Perhaps above all else, tennis at the Rio 2016 Olympics will be remembered for its numerous upsets.
Serbia’s World No. 1 Novak Djokovic, who had completed the career Grand Slam just two months prior, was ousted in the first round.
But as some superstars fell, other favorites – old and new – emerged.

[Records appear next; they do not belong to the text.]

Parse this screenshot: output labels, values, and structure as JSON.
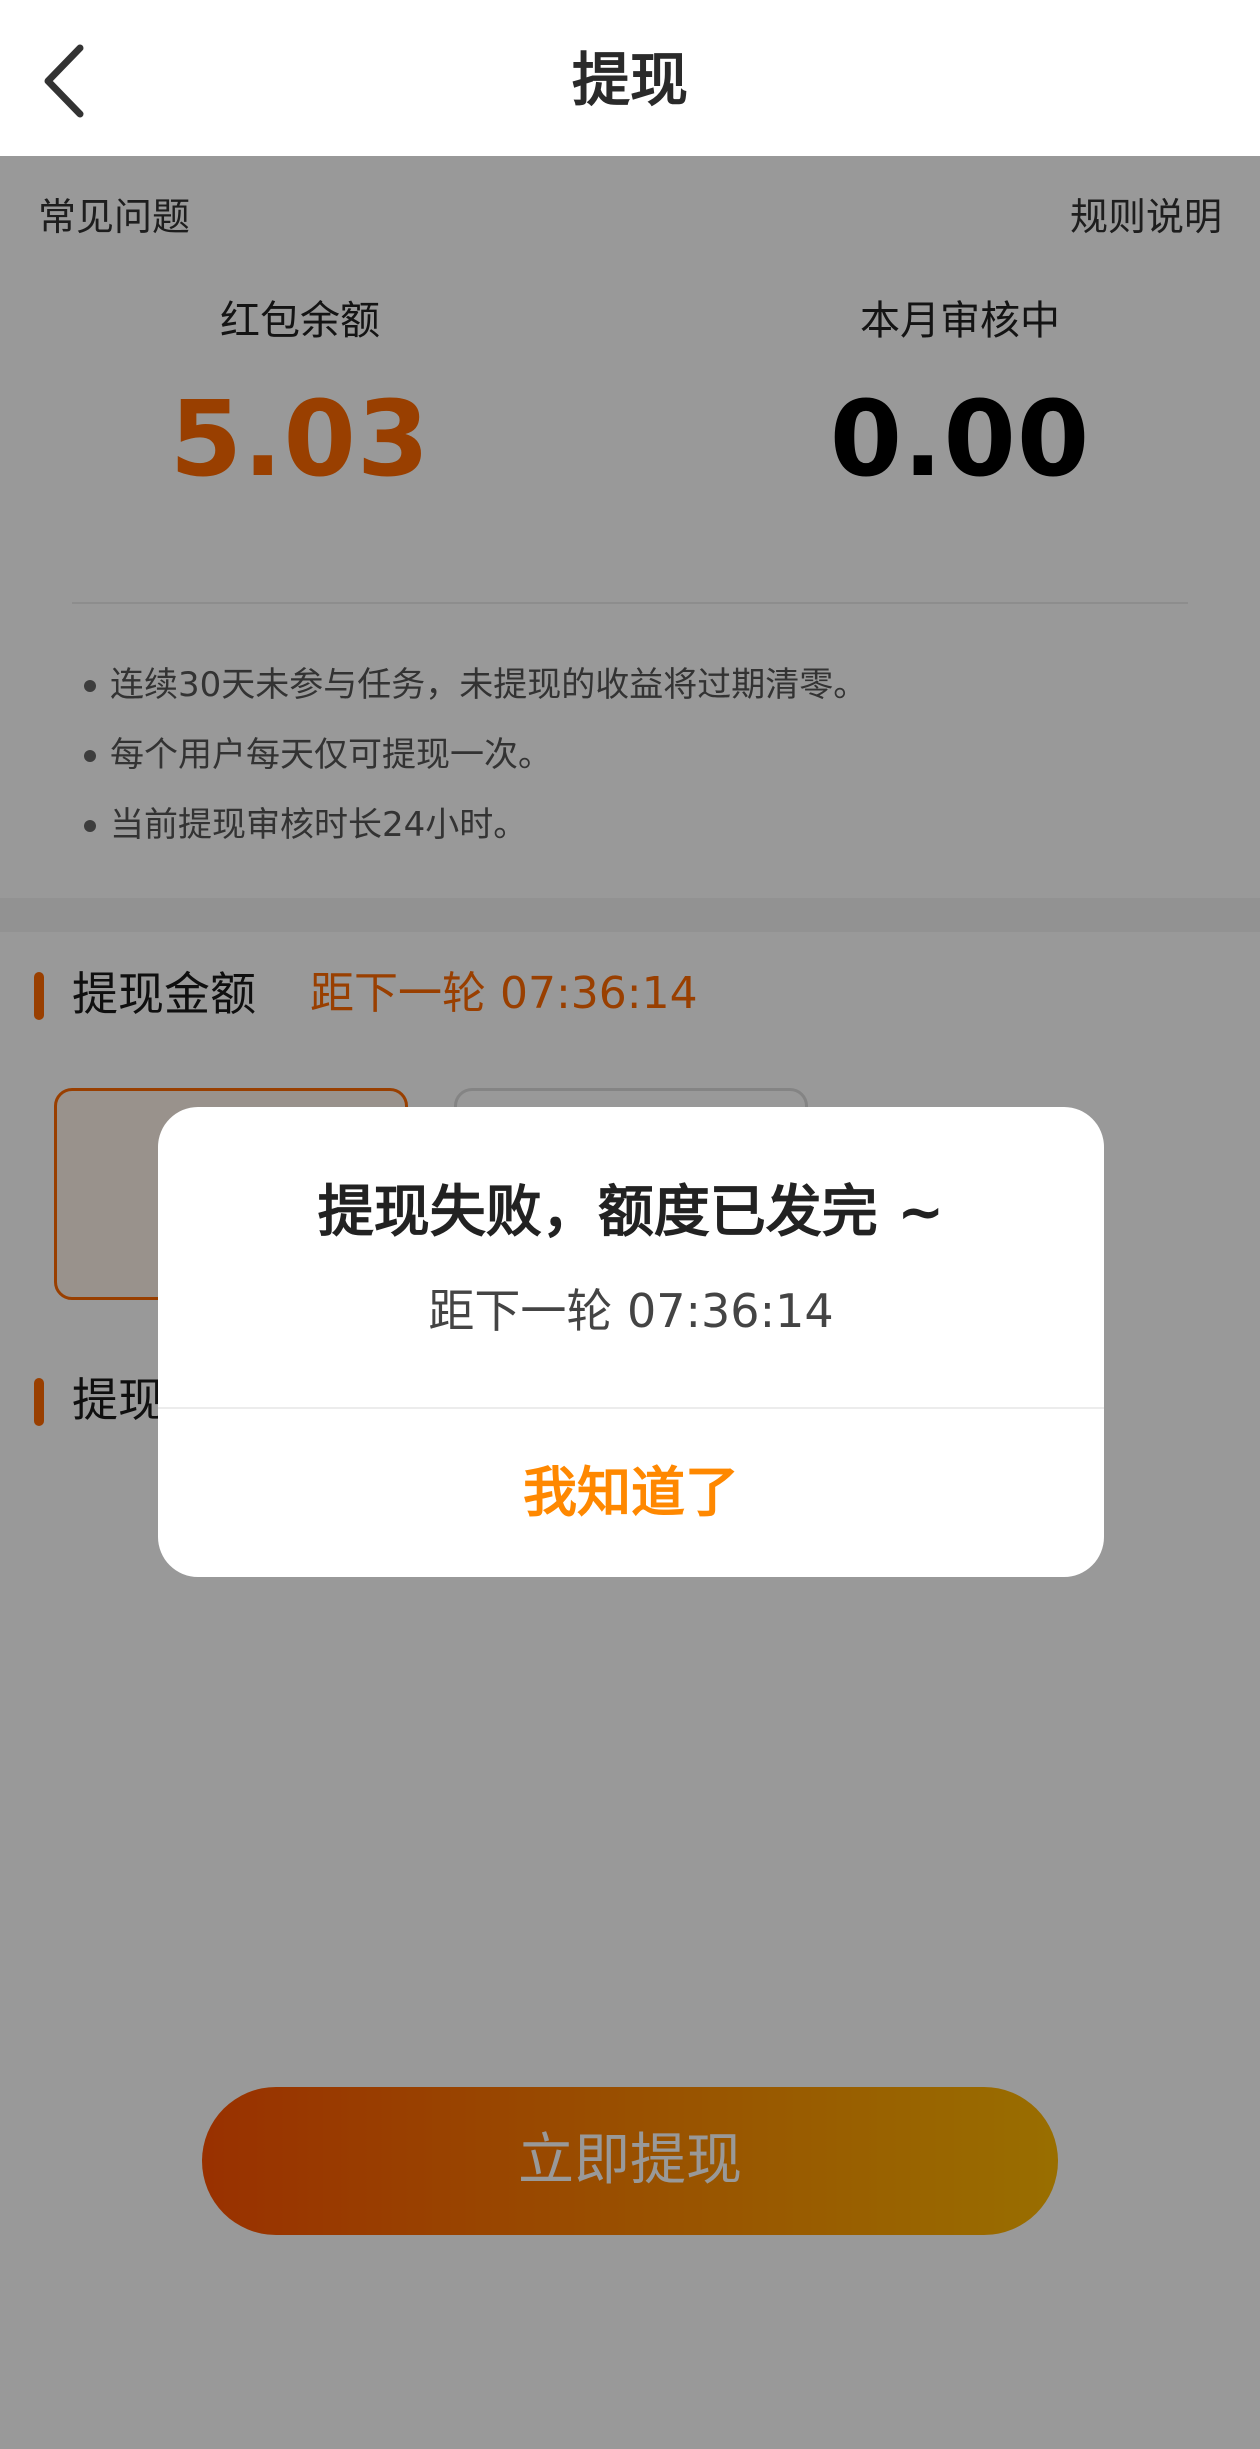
{
  "header": {
    "title": "提现"
  },
  "top_links": {
    "faq": "常见问题",
    "rules": "规则说明"
  },
  "stats": {
    "balance_label": "红包余额",
    "balance_value": "5.03",
    "pending_label": "本月审核中",
    "pending_value": "0.00"
  },
  "rules": [
    "连续30天未参与任务，未提现的收益将过期清零。",
    "每个用户每天仅可提现一次。",
    "当前提现审核时长24小时。"
  ],
  "amount_section": {
    "title": "提现金额",
    "countdown": "距下一轮 07:36:14"
  },
  "method_section": {
    "title": "提现"
  },
  "submit": {
    "label": "立即提现"
  },
  "dialog": {
    "title": "提现失败，额度已发完 ~",
    "subtitle": "距下一轮 07:36:14",
    "confirm": "我知道了"
  },
  "colors": {
    "accent": "#ff6a00",
    "dialog_button": "#ff8800",
    "overlay": "rgba(0,0,0,0.4)"
  }
}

Spain’s World No. 5 singles player Rafael Nadal came back from a nagging wrist injury to win doubles gold and almost take home a second singles medal. (The Beijing 2008 singles gold medalist lost in the Bronze Medal Match.)
Puerto Rico’s unseeded Monica Puig stepped up and swung hard to earn her territory’s first Olympic gold medal by winning the women’s singles competition.
Argentina’s oft-injured Juan Martin del Potro went from being trapped in an elevator just hours before his opening match to improving upon his London 2012 singles bronze medal by winning Rio silver. Along the way, he defeated huge opponents including the aforementioned Djokovic and Nadal.
And Great Britain’s World No. 2 Andy Murray, hot off his Wimbledon win in July, made Olympic history by becoming the first singles player to win back-to-back gold medals.
Despite early-round exits from the Williams sisters, the United States still managed to win more tennis medals than any other country (with three total): Gold in mixed doubles (won by the pair of Bethanie Mattek-Sands and Jack Sock), silver in mixed doubles (Venus Williams rebounded to compete alongside Rajeev Ram), bronze in men’s doubles (Steve Johnson and Jack Sock). By earning two medals, Sock became Rio’s most decorated tennis Olympian.
Finally, after more than 20 years playing professional tennis, Switzerland’s Martina Hingis took home one of the only awards she hadn’t won by earning mixed doubles silver alongside compatriot Timea Bacsinszky.
Gold: Andy Murray, Great Britain | Silver: Juan Martin del Potro, Argentina | Bronze: Kei Nishikori, Japan:
Gold: Monica Puig, Puerto Rico | Silver: Angelique Kerber, Germany | Bronze: Petra Kvitova, Czech Republic
Gold: Rafael Nadal and Marc Lopez, Spain | Silver: Florin Mergea and Horia Tecau, Romania | Bronze: Steve Johnson and Jack Sock, United States
Gold: Ekaterina Makarova and Elena Vesnina, Russia | Silver: Timea Bacsinszky and Martina Hingis, Switzerland | Bronze: Lucie Safarova and Barbora Strycova, Czech Republic
Gold: Bethanie Mattek-Sands and Jack Sock, United States | Silver: Venus Williams and Rajeev Ram, United States| Bronze: Lucie Hradecka and Radek Stepanek, Czech Republic